The difference is simple, and not very subtle; the Templars ceased to exist, and the Hospitallers certainly exist right now, working for the sick. Originally the latter were of a military order, the Knights Hospitallers of St. John of Jerusalem. The name comes from the dedication to St. John the Baptist of their headquarters in Jerusalem.
These are not their only names: from 1310 they were the Knights of Rhodes, and from 1530 the Knights of Malta, but they were established themselves first in (or around) 1070 with Muslim permission, managing a hospital for sick pilgrims in Jerusalem. They only became a formal order of knights when the city fell to the first Crusaders in 1099.
They wore a black habit, with a white eight-pointed Maltese Cross. They elected a Master and under him were at first purely military, in an order which spread quickly across Europe. In questions of order and discipline they followed Augustinian rules (q.v.) and divided themselves into three classes or ranks: knights, chaplains and serving brothers.
Driven out of Jerusalem by Saladin himself they moved to Acre, from which they were expelled a century later, transferring to Cyprus. In 1310, however, they captured the island of Rhodes and remained there until 1522. Then Emperor Charles V made them a present of the island of Malta, which they had to defend by force against the Turks, but they could not deal in a similar fashion with Napoleon: by this time the Order had lost its influence and supporting voices.
Some members moved to Russia where they made Paul I Grand Master of their Order. He died in 1801 and the order collapsed temporarily in confusion, only to be restored again in England in the 1830s. Only the English branch now remains, and the aim of the Order, in the persons of doctors, surgeons, nurses etc., is to care for the sick. They stopped their military function around the end of the eighteenth century.
The case of the Knights Templar is altogether different. The Order was founded around 1118 by Hugh de Payens or Payns, a knight from the region of Champagne in France. He called it The Poor Knights of Christ and the Temple of Solomon; he and seven companions promised to protect pilgrims travelling on the public roads in The Holy Land. In 1128 official approval was provided by the Treaty of Troyes on the understanding they they would follow Benedictine rules (q.v.) Here is the first notable difference: the Hospitallers were Augustinian, and Templars Benedictine.
The Templars rose rapidly in popularity, attracting many noble new members; the Order became very rich, acquiring much property throughout the Christian sphere.
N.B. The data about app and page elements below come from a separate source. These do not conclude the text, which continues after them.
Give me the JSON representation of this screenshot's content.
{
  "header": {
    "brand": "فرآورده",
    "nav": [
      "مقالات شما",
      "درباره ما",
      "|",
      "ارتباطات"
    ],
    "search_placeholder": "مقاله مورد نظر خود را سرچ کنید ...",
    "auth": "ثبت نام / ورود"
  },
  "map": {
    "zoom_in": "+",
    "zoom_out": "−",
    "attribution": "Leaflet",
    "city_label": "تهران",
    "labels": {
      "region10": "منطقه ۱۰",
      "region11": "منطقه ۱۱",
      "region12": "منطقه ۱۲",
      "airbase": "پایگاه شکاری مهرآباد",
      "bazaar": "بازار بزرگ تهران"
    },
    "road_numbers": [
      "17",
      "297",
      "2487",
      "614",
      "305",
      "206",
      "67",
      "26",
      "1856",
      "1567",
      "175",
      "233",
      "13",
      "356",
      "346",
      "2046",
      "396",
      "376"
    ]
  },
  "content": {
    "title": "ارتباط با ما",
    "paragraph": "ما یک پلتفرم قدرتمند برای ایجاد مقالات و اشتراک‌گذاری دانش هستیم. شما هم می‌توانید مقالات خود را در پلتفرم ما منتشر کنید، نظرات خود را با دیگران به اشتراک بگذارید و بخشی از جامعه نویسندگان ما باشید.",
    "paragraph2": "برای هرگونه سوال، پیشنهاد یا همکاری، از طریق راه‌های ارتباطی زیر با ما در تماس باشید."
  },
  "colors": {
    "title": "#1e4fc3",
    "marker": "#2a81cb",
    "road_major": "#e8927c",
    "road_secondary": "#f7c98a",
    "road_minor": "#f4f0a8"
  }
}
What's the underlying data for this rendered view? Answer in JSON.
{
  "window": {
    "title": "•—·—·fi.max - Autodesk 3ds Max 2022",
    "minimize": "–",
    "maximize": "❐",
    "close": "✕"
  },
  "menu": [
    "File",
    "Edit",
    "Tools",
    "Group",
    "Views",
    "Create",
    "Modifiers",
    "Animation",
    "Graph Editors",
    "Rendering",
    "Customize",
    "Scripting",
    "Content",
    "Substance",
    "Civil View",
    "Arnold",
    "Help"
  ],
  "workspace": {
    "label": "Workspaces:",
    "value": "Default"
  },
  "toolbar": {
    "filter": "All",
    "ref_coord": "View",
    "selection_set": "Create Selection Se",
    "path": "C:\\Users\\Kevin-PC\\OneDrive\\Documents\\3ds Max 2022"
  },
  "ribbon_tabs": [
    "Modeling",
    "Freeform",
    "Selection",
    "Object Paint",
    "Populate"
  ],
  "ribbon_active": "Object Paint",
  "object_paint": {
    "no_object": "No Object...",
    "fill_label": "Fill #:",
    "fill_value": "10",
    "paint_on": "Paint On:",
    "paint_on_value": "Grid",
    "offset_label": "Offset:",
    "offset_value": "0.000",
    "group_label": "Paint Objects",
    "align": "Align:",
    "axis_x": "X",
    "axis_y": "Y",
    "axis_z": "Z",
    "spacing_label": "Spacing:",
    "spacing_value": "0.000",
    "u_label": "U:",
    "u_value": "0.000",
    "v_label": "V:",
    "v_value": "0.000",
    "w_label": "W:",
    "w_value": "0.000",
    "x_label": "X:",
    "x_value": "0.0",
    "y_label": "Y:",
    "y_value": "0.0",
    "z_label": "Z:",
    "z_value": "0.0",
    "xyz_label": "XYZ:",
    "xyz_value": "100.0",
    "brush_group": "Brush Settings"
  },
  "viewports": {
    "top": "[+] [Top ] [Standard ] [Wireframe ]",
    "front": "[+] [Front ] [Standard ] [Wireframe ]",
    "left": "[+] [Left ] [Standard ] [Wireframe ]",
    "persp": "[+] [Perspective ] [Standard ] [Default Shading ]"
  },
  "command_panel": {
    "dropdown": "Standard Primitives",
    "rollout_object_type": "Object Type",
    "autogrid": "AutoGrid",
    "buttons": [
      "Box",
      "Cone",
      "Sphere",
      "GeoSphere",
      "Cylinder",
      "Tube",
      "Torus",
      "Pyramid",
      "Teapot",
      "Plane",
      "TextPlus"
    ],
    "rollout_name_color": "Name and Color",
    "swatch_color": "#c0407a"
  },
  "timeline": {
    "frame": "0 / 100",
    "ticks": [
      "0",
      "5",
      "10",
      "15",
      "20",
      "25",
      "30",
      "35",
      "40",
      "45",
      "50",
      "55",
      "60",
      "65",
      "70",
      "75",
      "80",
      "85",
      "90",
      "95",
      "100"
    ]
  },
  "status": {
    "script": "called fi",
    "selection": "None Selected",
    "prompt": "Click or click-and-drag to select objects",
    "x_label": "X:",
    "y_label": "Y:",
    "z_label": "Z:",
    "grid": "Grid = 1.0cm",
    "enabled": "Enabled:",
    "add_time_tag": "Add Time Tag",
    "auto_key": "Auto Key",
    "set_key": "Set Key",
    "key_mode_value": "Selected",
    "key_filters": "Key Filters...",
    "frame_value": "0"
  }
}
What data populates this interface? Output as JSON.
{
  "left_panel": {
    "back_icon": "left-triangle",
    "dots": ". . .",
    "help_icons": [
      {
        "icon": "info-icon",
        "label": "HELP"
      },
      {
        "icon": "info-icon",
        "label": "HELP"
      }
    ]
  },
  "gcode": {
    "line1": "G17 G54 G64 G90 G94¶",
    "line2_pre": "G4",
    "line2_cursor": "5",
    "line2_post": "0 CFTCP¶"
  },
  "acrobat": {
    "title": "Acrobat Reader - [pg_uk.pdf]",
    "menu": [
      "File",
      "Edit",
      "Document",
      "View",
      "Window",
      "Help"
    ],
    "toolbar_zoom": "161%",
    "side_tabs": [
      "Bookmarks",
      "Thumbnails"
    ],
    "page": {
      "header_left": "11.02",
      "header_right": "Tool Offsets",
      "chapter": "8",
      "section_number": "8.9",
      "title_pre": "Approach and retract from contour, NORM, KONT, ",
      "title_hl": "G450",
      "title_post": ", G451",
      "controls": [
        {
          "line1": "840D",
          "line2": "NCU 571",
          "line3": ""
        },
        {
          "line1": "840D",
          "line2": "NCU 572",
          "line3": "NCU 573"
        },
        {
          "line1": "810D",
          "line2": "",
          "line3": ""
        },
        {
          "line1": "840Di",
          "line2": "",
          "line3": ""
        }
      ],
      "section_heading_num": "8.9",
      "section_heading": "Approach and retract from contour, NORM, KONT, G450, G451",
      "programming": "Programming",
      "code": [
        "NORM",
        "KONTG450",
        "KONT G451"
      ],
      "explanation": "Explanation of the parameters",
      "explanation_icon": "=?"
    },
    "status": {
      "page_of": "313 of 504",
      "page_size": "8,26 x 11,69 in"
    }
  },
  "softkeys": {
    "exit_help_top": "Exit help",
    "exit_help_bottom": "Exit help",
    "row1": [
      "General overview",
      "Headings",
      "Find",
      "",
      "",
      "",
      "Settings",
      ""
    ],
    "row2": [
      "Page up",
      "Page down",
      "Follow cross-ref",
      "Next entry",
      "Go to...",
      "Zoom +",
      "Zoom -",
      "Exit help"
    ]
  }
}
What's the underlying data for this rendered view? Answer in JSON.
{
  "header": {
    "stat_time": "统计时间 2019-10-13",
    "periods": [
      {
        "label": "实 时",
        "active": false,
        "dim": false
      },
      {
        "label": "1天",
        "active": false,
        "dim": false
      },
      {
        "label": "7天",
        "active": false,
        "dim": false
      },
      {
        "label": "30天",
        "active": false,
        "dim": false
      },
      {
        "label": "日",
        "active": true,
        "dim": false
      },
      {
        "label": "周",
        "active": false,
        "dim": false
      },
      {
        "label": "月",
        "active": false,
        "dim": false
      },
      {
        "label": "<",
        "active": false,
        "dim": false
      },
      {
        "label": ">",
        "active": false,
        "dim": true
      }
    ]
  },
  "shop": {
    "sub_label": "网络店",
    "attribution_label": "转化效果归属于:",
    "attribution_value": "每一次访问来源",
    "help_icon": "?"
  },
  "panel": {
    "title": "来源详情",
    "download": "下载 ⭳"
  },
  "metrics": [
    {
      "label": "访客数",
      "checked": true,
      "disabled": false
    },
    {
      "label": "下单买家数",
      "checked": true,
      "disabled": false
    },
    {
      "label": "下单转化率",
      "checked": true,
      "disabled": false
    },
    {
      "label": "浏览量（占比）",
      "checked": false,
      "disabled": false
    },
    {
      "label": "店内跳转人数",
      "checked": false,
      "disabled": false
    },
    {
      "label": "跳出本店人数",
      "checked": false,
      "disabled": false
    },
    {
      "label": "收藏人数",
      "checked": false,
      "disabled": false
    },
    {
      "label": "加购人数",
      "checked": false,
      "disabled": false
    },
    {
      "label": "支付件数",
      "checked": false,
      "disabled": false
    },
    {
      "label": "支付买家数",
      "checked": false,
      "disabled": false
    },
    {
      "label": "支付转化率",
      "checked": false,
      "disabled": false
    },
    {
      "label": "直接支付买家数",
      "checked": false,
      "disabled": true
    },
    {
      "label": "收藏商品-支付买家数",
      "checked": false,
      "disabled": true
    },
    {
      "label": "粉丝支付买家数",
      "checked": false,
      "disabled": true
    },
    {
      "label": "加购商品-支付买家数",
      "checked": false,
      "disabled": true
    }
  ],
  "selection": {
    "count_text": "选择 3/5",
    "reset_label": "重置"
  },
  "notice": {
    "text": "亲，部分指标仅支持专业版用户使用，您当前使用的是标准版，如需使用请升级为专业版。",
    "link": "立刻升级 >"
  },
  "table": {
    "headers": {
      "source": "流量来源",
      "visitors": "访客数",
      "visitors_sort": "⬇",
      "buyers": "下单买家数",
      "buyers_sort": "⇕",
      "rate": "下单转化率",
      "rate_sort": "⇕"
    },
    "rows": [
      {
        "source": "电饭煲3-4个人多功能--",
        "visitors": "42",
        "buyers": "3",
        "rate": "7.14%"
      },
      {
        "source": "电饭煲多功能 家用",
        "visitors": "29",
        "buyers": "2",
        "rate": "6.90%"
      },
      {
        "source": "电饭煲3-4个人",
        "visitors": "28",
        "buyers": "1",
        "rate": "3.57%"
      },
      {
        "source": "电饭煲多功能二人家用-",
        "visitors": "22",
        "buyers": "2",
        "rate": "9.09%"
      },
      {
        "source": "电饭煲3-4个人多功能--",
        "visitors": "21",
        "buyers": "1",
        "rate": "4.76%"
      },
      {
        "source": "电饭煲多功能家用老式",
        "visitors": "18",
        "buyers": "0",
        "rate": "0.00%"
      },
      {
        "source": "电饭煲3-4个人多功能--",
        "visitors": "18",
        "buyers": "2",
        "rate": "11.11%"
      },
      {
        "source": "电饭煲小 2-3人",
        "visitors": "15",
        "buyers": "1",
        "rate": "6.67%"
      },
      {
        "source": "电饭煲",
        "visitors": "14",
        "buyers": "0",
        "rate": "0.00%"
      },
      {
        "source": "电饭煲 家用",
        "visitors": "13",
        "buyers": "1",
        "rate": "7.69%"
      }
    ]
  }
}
After the fall of Jerusalem in 1387 they moved to Acre with the Hospitallers – a grave mistake. Rivalry and mutual loathing developed between the two Orders, not without violent encounters. When the Hospitallers moved to Cyprus, so did the Templars, which was also a seriously bad career move. On this island they became bankers rather more than soldiers, and attracted half the nobility of Europe to invest with them. The Hospitallers complained that what was supposed to be a religious order was now simply making a fortune and had ceased to be Christian or even religious in tone.
Sadly, they attracted the attention and disapproval of a French king, Philip IV of France (q.v.), was decidedly hostile, for reasons that can only have been financial. Clever as ever,
Philip ‘the Fair’ persuaded Pope Clement to suppress the Order, enabling the wily Frenchman to grab their enormous wealth and property. One assumes that the Pope insisted on sharing it with ‘The Fair One’.
The Templars were assaulted in their castles, mostly killed, and their Grand Master was burnt at the stake for heresy. Historians of the epoch wrote of them as blasphemers, practitioners of Black Magic, sexually depraved (historians should know), cruel and unjust. Not surprisingly, given a very bad press, they failed to form up again and vanished from History, though the Ku Klux Klan in the US claimed to follow their example and creed. Such nonsense.